Our muscles tense, we lose our appetite, we may experience [gastrointestinal] disruption, and we’re likely to have trouble falling asleep. Being in this physically hyper-vigilant state over a period of time can lead to headaches, stomachaches, and muscle soreness”
by Dr. Kristin Bianchi
“People with healthy narcissism have a quiet, comfortable confidence. They are aware of their strengths as well as their shortcomings, and view both as essential to their wholeness. They know they are not perfect, and have no expectations or intentions to be so. People with healthy egos view themselves as learners who are constantly growing, and are not at all seduced into trying to be better than others.”
“The more time a person invests emotionally in a relationship (even an overall negative one), the more a person will persevere to try to make it work (even though it hasn’t been working, resulting in a tricky cycle). And because there is still basic attachment and love in such relationships, any self-awareness, any intellectual truths, are pushed to the side, and their choices become heavily ruled by their emotions.”
Madeleine A. Fugère Ph.D.

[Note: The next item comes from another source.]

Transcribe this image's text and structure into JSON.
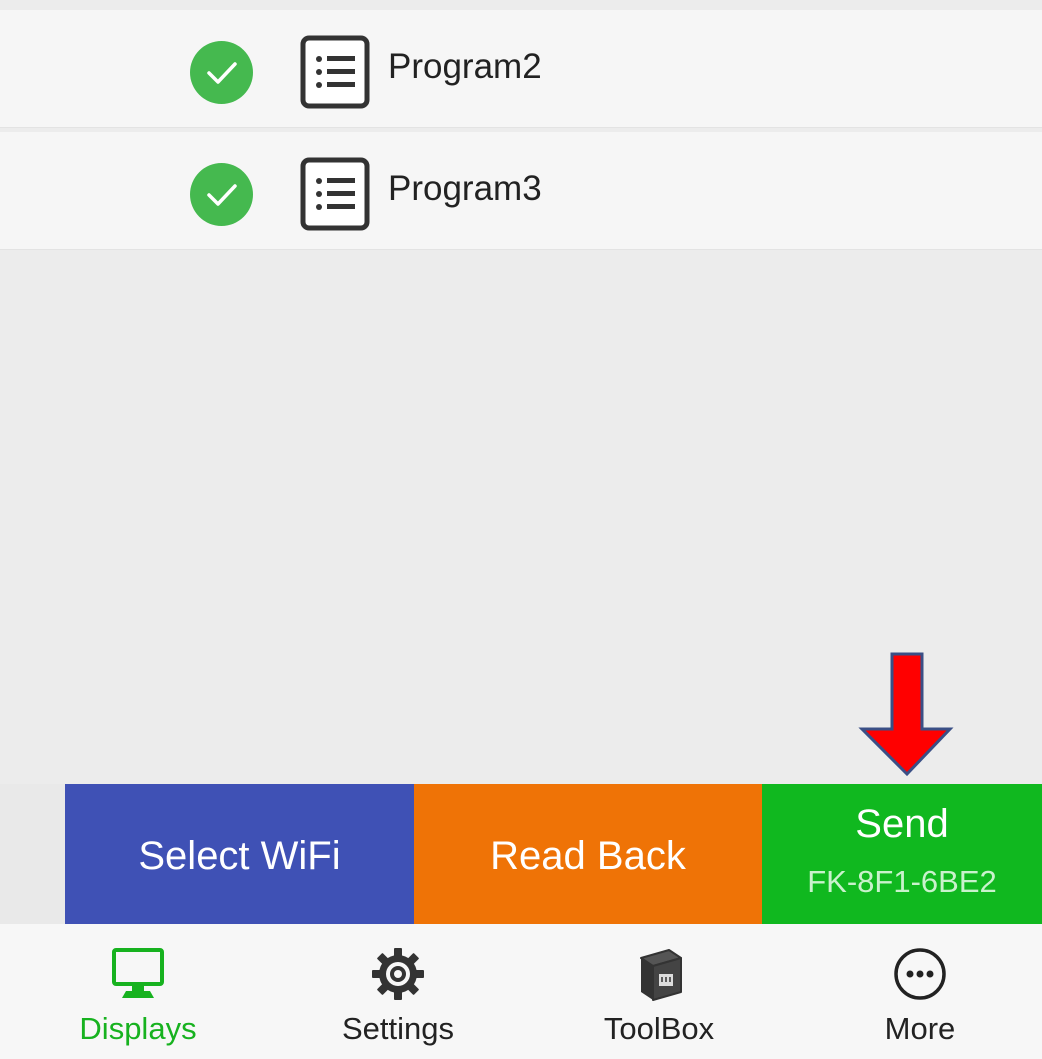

“All of us have unresolved childhood hurts due to betrayal, anger, manipulation, or abuse. Unconsciously, we seek healing through our partner. And we try to achieve this healing by bonding with someone we sense might hurt us in similar ways to how we were hurt as children, in the hope that we can then convince him or her to finally love and accept us.
Our conscious self is drawn to the positive qualities we yearn for, but our unconscious draws us to the qualities which remind us of how we were wounded the most.”
Ken Page L.C.S.W.
“Being in nature is our opportunity to check in with ourselves and listen to our bodies and minds. We may realize that our mind chatter is so intense that the stillness of nature is actually stressing us out. We may be exhausted once we’re at our retreat destination. All of this is important information that will help us take better care of our minds and bodies.”
“There are some people who refuse to believe that it is their problem that they cannot deeply and consistently love someone who loves them. They convince themselves that if they do not love someone, it is because it is the other person’s fault. They believe that there is a perfect person out there that they will find it easy to love. Each time they become infatuated with someone new, they idealize this person. Then as they inevitably discover the person’s flaws, they become disillusioned, and devalue, and discard them.”
“The single best way to accelerate the healing process after a breakup or divorce is this: Stop contact with the ex.”
Emotional trauma and fear of intimacy is one good cocktail to sabotage intimate relationships when they become real, because when there are unresolved issues. Small behaviors can trigger the old memories you have in your brain and projecting them in the present moment, causing anxiety, and the need to escape.
“A growing body of research indicates that spending more time in natural green spaces such as parks, woodlands, mountains, and beaches has healing properties and underscores the importance of nature on your mental and physical health and well-being.
Previous studies showed that living in greener urban areas is linked to lower incidences of heart disease, obesity, diabetes, asthma, mental distress, and mortality rates. The decades-old Japanese practice of forest bathing or shinrin-yoku (which means “taking in the forest”) is believed to provide stress reduction, relaxation, and deeper insights into life.”
Bryan E. Robinson Ph.D.
Your brain is the most important organ that resides within your body and your best friend to achieve the reality that you would like to manifest in your life.
“Facebook, helping you pretend to be that better version of yourself and reminding you years later that you’re not.
Just destroying the authenticity of your relationships since 2004”